The threatening of the Lord becomes unintelligible, and the grief of the people incomprehensible, if by the Angel in chap. xxiii. an ordinary angel be understood. But everything becomes clear and intelligible, if we admit that in chap, xxiii. there is an allusion to the Angel of the Lord κατ᾽ ἐξοχήν who is connected with Him by oneness of nature, and who, because the name of God is in Him, is as zealous as Himself in inflicting punishment as well as in bestowing salvation ; whilst in chap, xxxii. 34, the allusion is to an inferior angel, who is added to the highest revealer of God as His companion and messenger, and who appears in the Book of Daniel under the name of Gabriel, while the Angel of the Lord appears under the name of Michael.
On account of the sincere repentance of the people, and the intercession of Moses, the Lord revokes the threatening, and says in xxxiii. 14, "My face shall go." But Moses said unto Him, "If Thy face go not, carry us not up hence."
That פנים, face, signifies here the person, is granted by Gesenius : "The face of some one means often his personal presence,—himself in his own person." A similar use of the word occurs in 2 Sam. xvii. 11: "Thy face go to battle" (Michaelis: "Thou thyself be present, not some commander only"); and in Deut. iv. 37, where בפניו means in, or with, his personal presence : "He brought them out with His face, with His mighty power out of Egypt."
The state of things has in xxxiii. 14, 15, evidently become again what it was in xxiii. 20, 21. The face of the Lord in tlie former passage, is the Angel of the Lord in the latter.

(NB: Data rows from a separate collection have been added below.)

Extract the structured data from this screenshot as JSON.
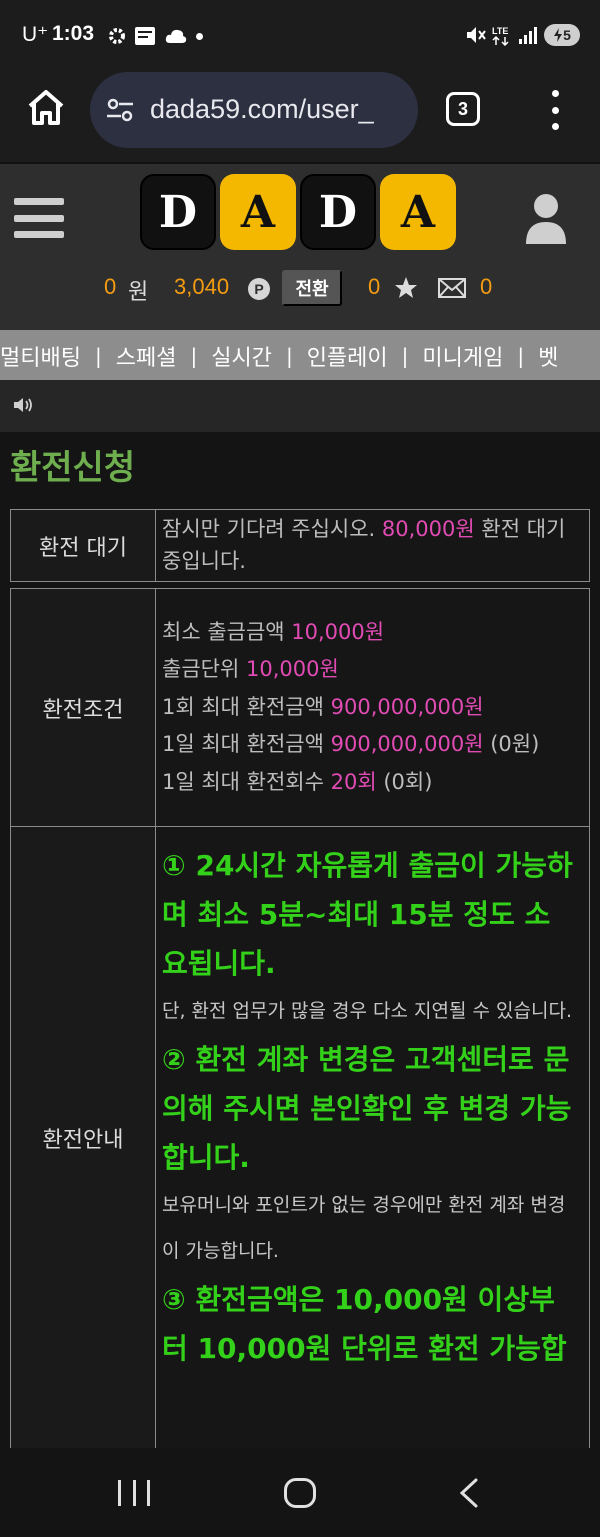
{
  "status_bar": {
    "carrier": "U⁺",
    "time": "1:03",
    "battery": "5"
  },
  "browser": {
    "url": "dada59.com/user_",
    "tab_count": "3"
  },
  "header": {
    "logo_letters": [
      "D",
      "A",
      "D",
      "A"
    ],
    "money_value": "0",
    "money_unit": "원",
    "point_value": "3,040",
    "point_badge": "P",
    "convert_label": "전환",
    "star_count": "0",
    "mail_count": "0"
  },
  "nav": {
    "items": [
      "멀티배팅",
      "스페셜",
      "실시간",
      "인플레이",
      "미니게임",
      "벳"
    ]
  },
  "page_title": "환전신청",
  "waiting": {
    "label": "환전 대기",
    "text_1": "잠시만 기다려 주십시오. ",
    "amount": "80,000원",
    "text_2": " 환전 대기중입니다."
  },
  "conditions": {
    "label": "환전조건",
    "rows": [
      {
        "label": "최소 출금금액 ",
        "value": "10,000원",
        "suffix": ""
      },
      {
        "label": "출금단위 ",
        "value": "10,000원",
        "suffix": ""
      },
      {
        "label": "1회 최대 환전금액 ",
        "value": "900,000,000원",
        "suffix": ""
      },
      {
        "label": "1일 최대 환전금액 ",
        "value": "900,000,000원",
        "suffix": " (0원)"
      },
      {
        "label": "1일 최대 환전회수 ",
        "value": "20회",
        "suffix": " (0회)"
      }
    ]
  },
  "guide": {
    "label": "환전안내",
    "item1_title": "① 24시간 자유롭게 출금이 가능하며 최소 5분~최대 15분 정도 소요됩니다.",
    "item1_note": "단, 환전 업무가 많을 경우 다소 지연될 수 있습니다.",
    "item2_title": "② 환전 계좌 변경은 고객센터로 문의해 주시면 본인확인 후 변경 가능합니다.",
    "item2_note": "보유머니와 포인트가 없는 경우에만 환전 계좌 변경이 가능합니다.",
    "item3_title": "③ 환전금액은 10,000원 이상부터 10,000원 단위로 환전 가능합"
  },
  "colors": {
    "accent_orange": "#f39c12",
    "logo_gold": "#f5b800",
    "highlight_pink": "#e14bb4",
    "guide_green": "#34d11a",
    "title_green": "#6fae4f"
  },
  "icons": {
    "status_left": [
      "gear-icon",
      "news-app-icon",
      "cloud-icon"
    ],
    "status_right": [
      "mute-icon",
      "lte-icon",
      "signal-icon",
      "battery-icon"
    ],
    "browser": [
      "home-icon",
      "site-settings-icon",
      "tabs-icon",
      "more-icon"
    ],
    "header": [
      "hamburger-icon",
      "user-icon",
      "star-icon",
      "mail-icon"
    ],
    "notice": "speaker-icon"
  }
}
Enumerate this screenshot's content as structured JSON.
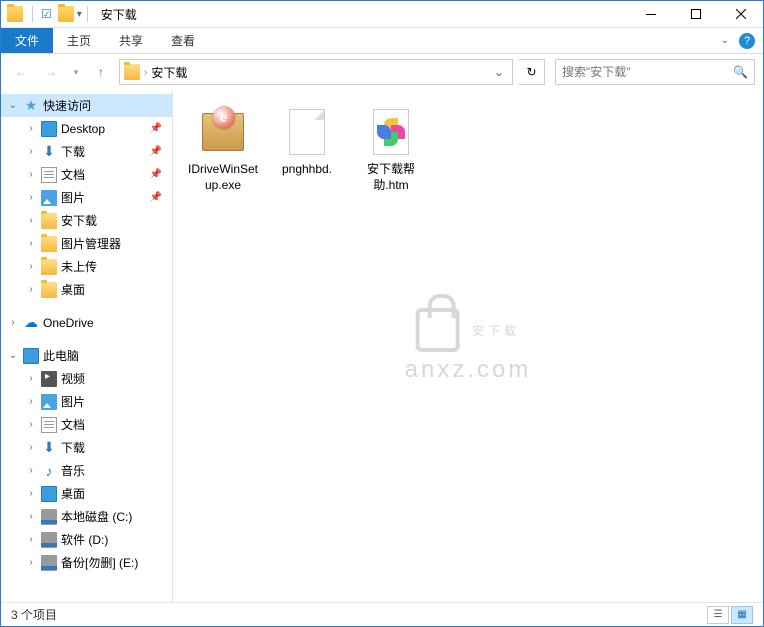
{
  "window": {
    "title": "安下载"
  },
  "ribbon": {
    "file": "文件",
    "tabs": [
      "主页",
      "共享",
      "查看"
    ]
  },
  "nav": {
    "path": "安下载",
    "search_placeholder": "搜索\"安下载\""
  },
  "sidebar": {
    "quick_access": "快速访问",
    "quick_items": [
      {
        "label": "Desktop",
        "icon": "desktop",
        "pinned": true
      },
      {
        "label": "下载",
        "icon": "downloads",
        "pinned": true
      },
      {
        "label": "文档",
        "icon": "docs",
        "pinned": true
      },
      {
        "label": "图片",
        "icon": "pics",
        "pinned": true
      },
      {
        "label": "安下载",
        "icon": "folder",
        "pinned": false
      },
      {
        "label": "图片管理器",
        "icon": "folder",
        "pinned": false
      },
      {
        "label": "未上传",
        "icon": "folder",
        "pinned": false
      },
      {
        "label": "桌面",
        "icon": "folder",
        "pinned": false
      }
    ],
    "onedrive": "OneDrive",
    "this_pc": "此电脑",
    "pc_items": [
      {
        "label": "视频",
        "icon": "video"
      },
      {
        "label": "图片",
        "icon": "pics"
      },
      {
        "label": "文档",
        "icon": "docs"
      },
      {
        "label": "下载",
        "icon": "downloads"
      },
      {
        "label": "音乐",
        "icon": "music"
      },
      {
        "label": "桌面",
        "icon": "desktop"
      },
      {
        "label": "本地磁盘 (C:)",
        "icon": "drive"
      },
      {
        "label": "软件 (D:)",
        "icon": "drive"
      },
      {
        "label": "备份[勿删] (E:)",
        "icon": "drive"
      }
    ]
  },
  "files": [
    {
      "name": "IDriveWinSetup.exe",
      "type": "exe"
    },
    {
      "name": "pnghhbd.",
      "type": "blank"
    },
    {
      "name": "安下载帮助.htm",
      "type": "htm"
    }
  ],
  "status": {
    "count": "3 个项目"
  },
  "watermark": {
    "top": "安下载",
    "bottom": "anxz.com"
  }
}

Hence, we cannot here admit the idea of some inferior angel ; we can think only of that Angel who is connected with the Lord by oneness of nature. (E. W. Hengstenberg, Christology of the Old Testament, 2nd edition, 1861, 1.127, 128.)
Shall end here for now. I have much more I hope to contribute, but it will have to wait until later this week do to time constraints.
Grace and peace,